# What to work on:
The expected output is each line in the data below that includes the string "posts".

(Provided information Opens)

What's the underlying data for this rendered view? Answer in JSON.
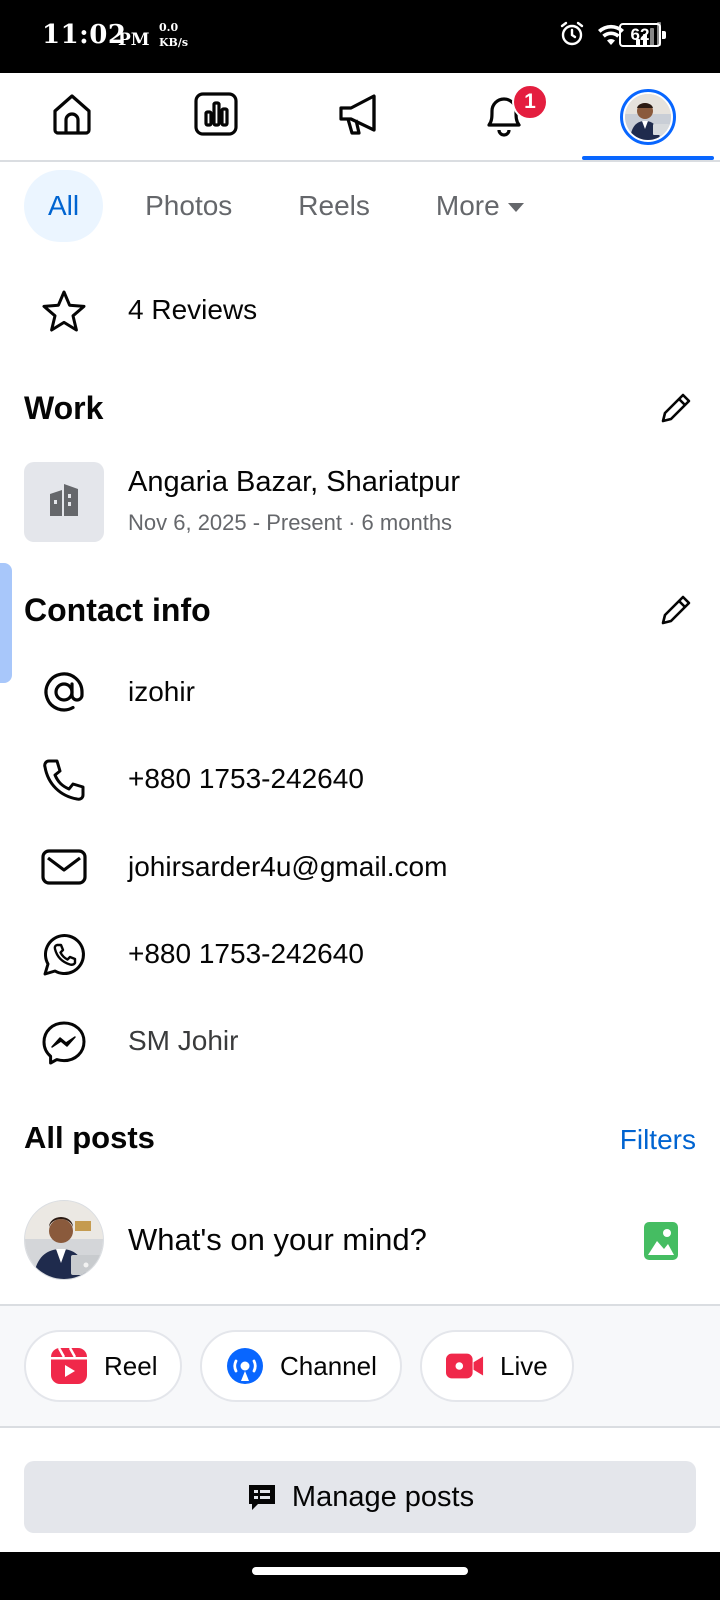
{
  "status_bar": {
    "time": "11:02",
    "ampm": "PM",
    "net_speed_value": "0.0",
    "net_speed_unit": "KB/s",
    "battery": "62",
    "icons": [
      "alarm-icon",
      "wifi-icon",
      "signal-icon",
      "battery-icon"
    ]
  },
  "top_nav": {
    "items": [
      "home-icon",
      "dashboard-icon",
      "megaphone-icon",
      "bell-icon",
      "profile-avatar"
    ],
    "notification_count": "1",
    "active_index": 4,
    "accent_color": "#0866ff",
    "badge_color": "#e41e3f"
  },
  "tabs": {
    "items": [
      {
        "label": "All",
        "active": true
      },
      {
        "label": "Photos",
        "active": false
      },
      {
        "label": "Reels",
        "active": false
      },
      {
        "label": "More",
        "active": false
      }
    ]
  },
  "reviews": {
    "label": "4 Reviews",
    "icon": "star-icon"
  },
  "work": {
    "title": "Work",
    "place": "Angaria Bazar, Shariatpur",
    "duration": "Nov 6, 2025 - Present · 6 months",
    "icon": "building-icon"
  },
  "contact": {
    "title": "Contact info",
    "items": [
      {
        "icon": "at-sign-icon",
        "value": "izohir"
      },
      {
        "icon": "phone-icon",
        "value": "+880 1753-242640"
      },
      {
        "icon": "mail-icon",
        "value": "johirsarder4u@gmail.com"
      },
      {
        "icon": "whatsapp-icon",
        "value": "+880 1753-242640"
      },
      {
        "icon": "messenger-icon",
        "value": "SM Johir"
      }
    ]
  },
  "posts": {
    "title": "All posts",
    "filters_label": "Filters",
    "composer_placeholder": "What's on your mind?",
    "photo_icon_color": "#45bd62"
  },
  "actions": {
    "reel": "Reel",
    "channel": "Channel",
    "live": "Live"
  },
  "manage_posts": "Manage posts"
}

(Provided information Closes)

# Exercise answer:
  "posts": {
    "title": "All posts",
  "manage_posts": "Manage posts"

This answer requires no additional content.